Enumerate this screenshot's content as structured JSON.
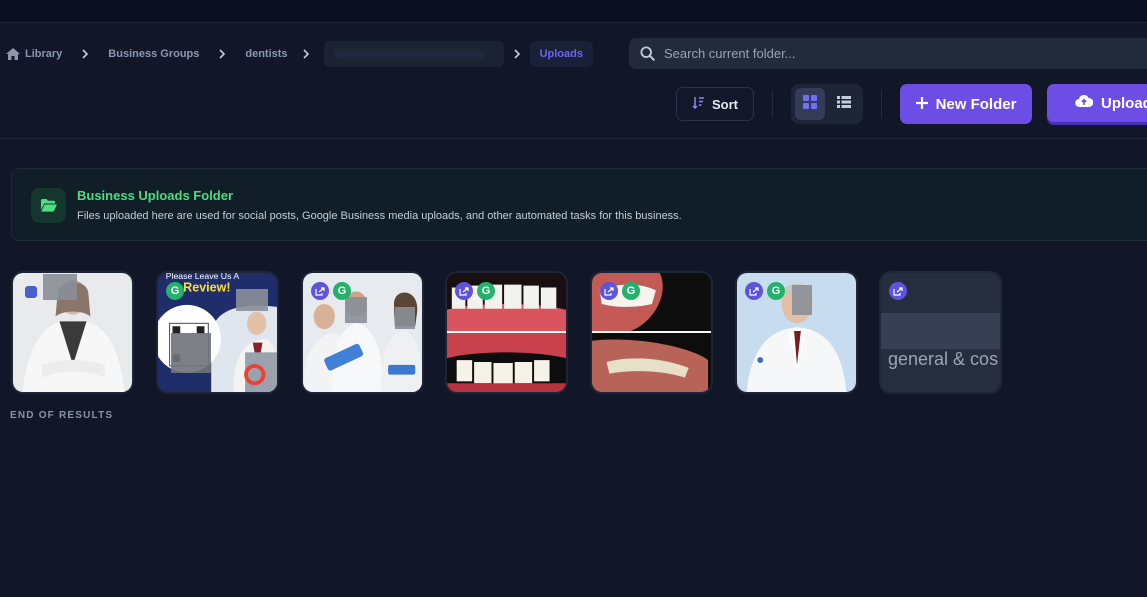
{
  "breadcrumb": {
    "items": [
      {
        "label": "Library"
      },
      {
        "label": "Business Groups"
      },
      {
        "label": "dentists"
      },
      {
        "label": ""
      }
    ],
    "current": "Uploads"
  },
  "search": {
    "placeholder": "Search current folder..."
  },
  "toolbar": {
    "sort_label": "Sort",
    "view_mode": "grid",
    "new_folder_label": "New Folder",
    "upload_label": "Upload"
  },
  "banner": {
    "title": "Business Uploads Folder",
    "text": "Files uploaded here are used for social posts, Google Business media uploads, and other automated tasks for this business."
  },
  "tiles": [
    {
      "badges": [
        "calendar"
      ]
    },
    {
      "badges": [
        "google"
      ],
      "overlay_text": "Please Leave Us A Review!"
    },
    {
      "badges": [
        "share",
        "google"
      ]
    },
    {
      "badges": [
        "share",
        "google"
      ]
    },
    {
      "badges": [
        "share",
        "google"
      ]
    },
    {
      "badges": [
        "share",
        "google"
      ]
    },
    {
      "badges": [
        "share"
      ],
      "overlay_text": "general & cos"
    }
  ],
  "footer": {
    "end_label": "END OF RESULTS"
  },
  "colors": {
    "background": "#111729",
    "accent": "#6c4ee6",
    "banner_title": "#4ade80",
    "active_crumb": "#6d63f0"
  }
}
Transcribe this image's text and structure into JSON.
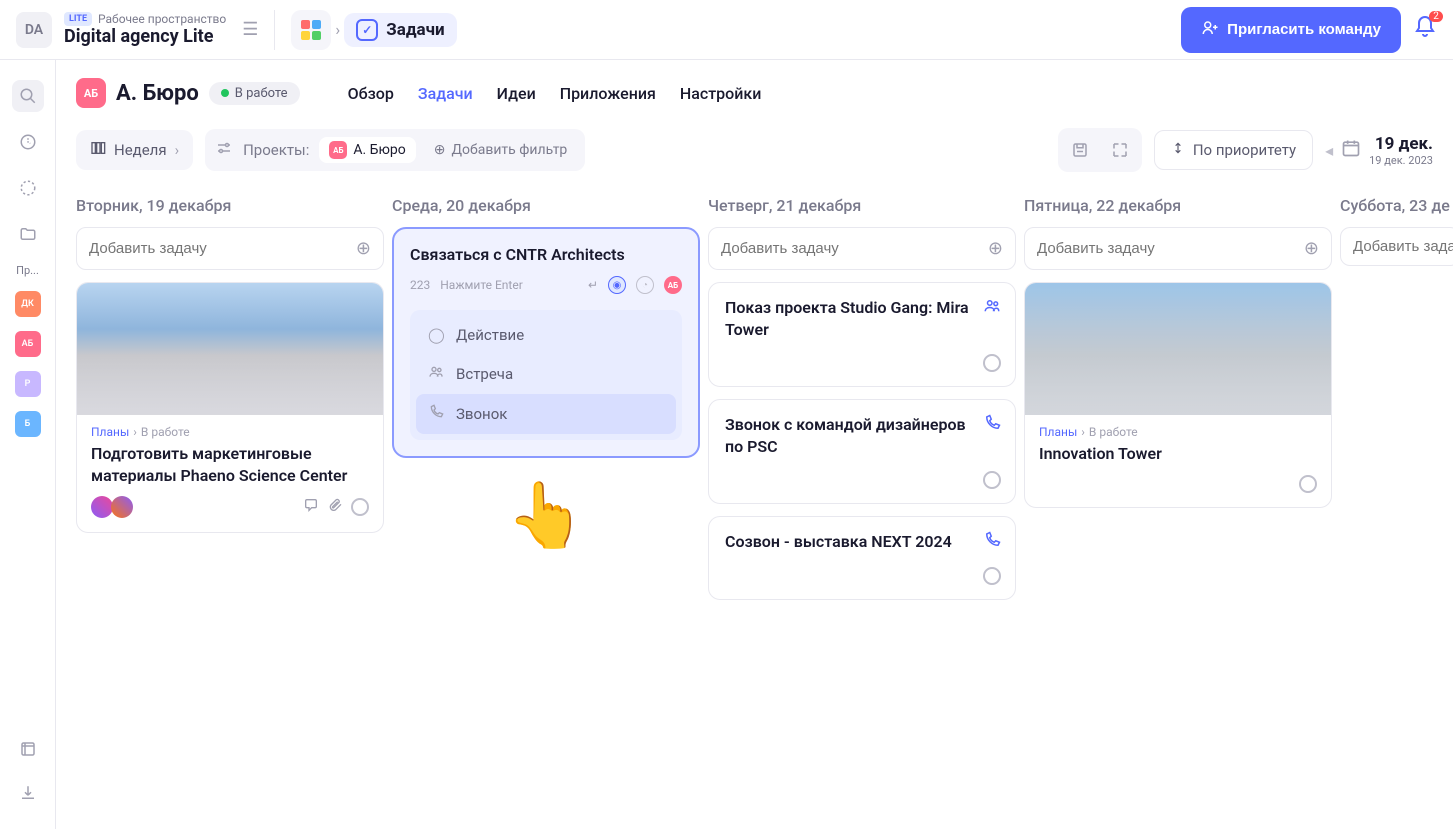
{
  "workspace": {
    "avatar_text": "DA",
    "lite_badge": "LITE",
    "label": "Рабочее пространство",
    "name": "Digital agency Lite"
  },
  "nav": {
    "tasks_label": "Задачи"
  },
  "invite_button": "Пригласить команду",
  "bell_count": "2",
  "project": {
    "avatar": "АБ",
    "name": "А. Бюро",
    "status": "В работе",
    "tabs": {
      "overview": "Обзор",
      "tasks": "Задачи",
      "ideas": "Идеи",
      "apps": "Приложения",
      "settings": "Настройки"
    }
  },
  "toolbar": {
    "view_label": "Неделя",
    "projects_label": "Проекты:",
    "project_filter_avatar": "АБ",
    "project_filter_name": "А. Бюро",
    "add_filter": "Добавить фильтр",
    "sort_label": "По приоритету",
    "date_main": "19 дек.",
    "date_sub": "19 дек. 2023"
  },
  "sidebar": {
    "label": "Пр...",
    "items": [
      {
        "text": "ДК",
        "color": "#ff8a65"
      },
      {
        "text": "АБ",
        "color": "#ff6b8a"
      },
      {
        "text": "Р",
        "color": "#c8b8ff"
      },
      {
        "text": "Б",
        "color": "#6bb6ff"
      }
    ]
  },
  "columns": [
    {
      "header": "Вторник, 19 декабря"
    },
    {
      "header": "Среда, 20 декабря"
    },
    {
      "header": "Четверг, 21 декабря"
    },
    {
      "header": "Пятница, 22 декабря"
    },
    {
      "header": "Суббота, 23 де"
    }
  ],
  "add_task_placeholder": "Добавить задачу",
  "card_tue": {
    "crumb_plan": "Планы",
    "crumb_status": "В работе",
    "title": "Подготовить маркетинговые материалы Phaeno Science Center"
  },
  "active_task": {
    "title": "Связаться с CNTR Architects",
    "number": "223",
    "hint": "Нажмите Enter",
    "avatar": "АБ",
    "actions": {
      "action": "Действие",
      "meeting": "Встреча",
      "call": "Звонок"
    }
  },
  "tasks_thu": [
    {
      "title": "Показ проекта Studio Gang: Mira Tower",
      "icon": "people"
    },
    {
      "title": "Звонок с командой дизайнеров по PSC",
      "icon": "phone"
    },
    {
      "title": "Созвон - выставка NEXT 2024",
      "icon": "phone"
    }
  ],
  "card_fri": {
    "crumb_plan": "Планы",
    "crumb_status": "В работе",
    "title": "Innovation Tower"
  }
}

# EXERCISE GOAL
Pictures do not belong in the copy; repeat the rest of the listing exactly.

# OUTPUT BELOW
Enumerate this screenshot's content as structured JSON.
{
  "breadcrumb": {
    "items": [
      {
        "label": "Library"
      },
      {
        "label": "Business Groups"
      },
      {
        "label": "dentists"
      },
      {
        "label": ""
      }
    ],
    "current": "Uploads"
  },
  "search": {
    "placeholder": "Search current folder..."
  },
  "toolbar": {
    "sort_label": "Sort",
    "view_mode": "grid",
    "new_folder_label": "New Folder",
    "upload_label": "Upload"
  },
  "banner": {
    "title": "Business Uploads Folder",
    "text": "Files uploaded here are used for social posts, Google Business media uploads, and other automated tasks for this business."
  },
  "tiles": [
    {
      "badges": [
        "calendar"
      ]
    },
    {
      "badges": [
        "google"
      ],
      "overlay_text": "Please Leave Us A Review!"
    },
    {
      "badges": [
        "share",
        "google"
      ]
    },
    {
      "badges": [
        "share",
        "google"
      ]
    },
    {
      "badges": [
        "share",
        "google"
      ]
    },
    {
      "badges": [
        "share",
        "google"
      ]
    },
    {
      "badges": [
        "share"
      ],
      "overlay_text": "general & cos"
    }
  ],
  "footer": {
    "end_label": "END OF RESULTS"
  },
  "colors": {
    "background": "#111729",
    "accent": "#6c4ee6",
    "banner_title": "#4ade80",
    "active_crumb": "#6d63f0"
  }
}
Transcribe this image's text and structure into JSON.
{
  "workspace": {
    "avatar_text": "DA",
    "lite_badge": "LITE",
    "label": "Рабочее пространство",
    "name": "Digital agency Lite"
  },
  "nav": {
    "tasks_label": "Задачи"
  },
  "invite_button": "Пригласить команду",
  "bell_count": "2",
  "project": {
    "avatar": "АБ",
    "name": "А. Бюро",
    "status": "В работе",
    "tabs": {
      "overview": "Обзор",
      "tasks": "Задачи",
      "ideas": "Идеи",
      "apps": "Приложения",
      "settings": "Настройки"
    }
  },
  "toolbar": {
    "view_label": "Неделя",
    "projects_label": "Проекты:",
    "project_filter_avatar": "АБ",
    "project_filter_name": "А. Бюро",
    "add_filter": "Добавить фильтр",
    "sort_label": "По приоритету",
    "date_main": "19 дек.",
    "date_sub": "19 дек. 2023"
  },
  "sidebar": {
    "label": "Пр...",
    "items": [
      {
        "text": "ДК",
        "color": "#ff8a65"
      },
      {
        "text": "АБ",
        "color": "#ff6b8a"
      },
      {
        "text": "Р",
        "color": "#c8b8ff"
      },
      {
        "text": "Б",
        "color": "#6bb6ff"
      }
    ]
  },
  "columns": [
    {
      "header": "Вторник, 19 декабря"
    },
    {
      "header": "Среда, 20 декабря"
    },
    {
      "header": "Четверг, 21 декабря"
    },
    {
      "header": "Пятница, 22 декабря"
    },
    {
      "header": "Суббота, 23 де"
    }
  ],
  "add_task_placeholder": "Добавить задачу",
  "card_tue": {
    "crumb_plan": "Планы",
    "crumb_status": "В работе",
    "title": "Подготовить маркетинговые материалы Phaeno Science Center"
  },
  "active_task": {
    "title": "Связаться с CNTR Architects",
    "number": "223",
    "hint": "Нажмите Enter",
    "avatar": "АБ",
    "actions": {
      "action": "Действие",
      "meeting": "Встреча",
      "call": "Звонок"
    }
  },
  "tasks_thu": [
    {
      "title": "Показ проекта Studio Gang: Mira Tower",
      "icon": "people"
    },
    {
      "title": "Звонок с командой дизайнеров по PSC",
      "icon": "phone"
    },
    {
      "title": "Созвон - выставка NEXT 2024",
      "icon": "phone"
    }
  ],
  "card_fri": {
    "crumb_plan": "Планы",
    "crumb_status": "В работе",
    "title": "Innovation Tower"
  }
}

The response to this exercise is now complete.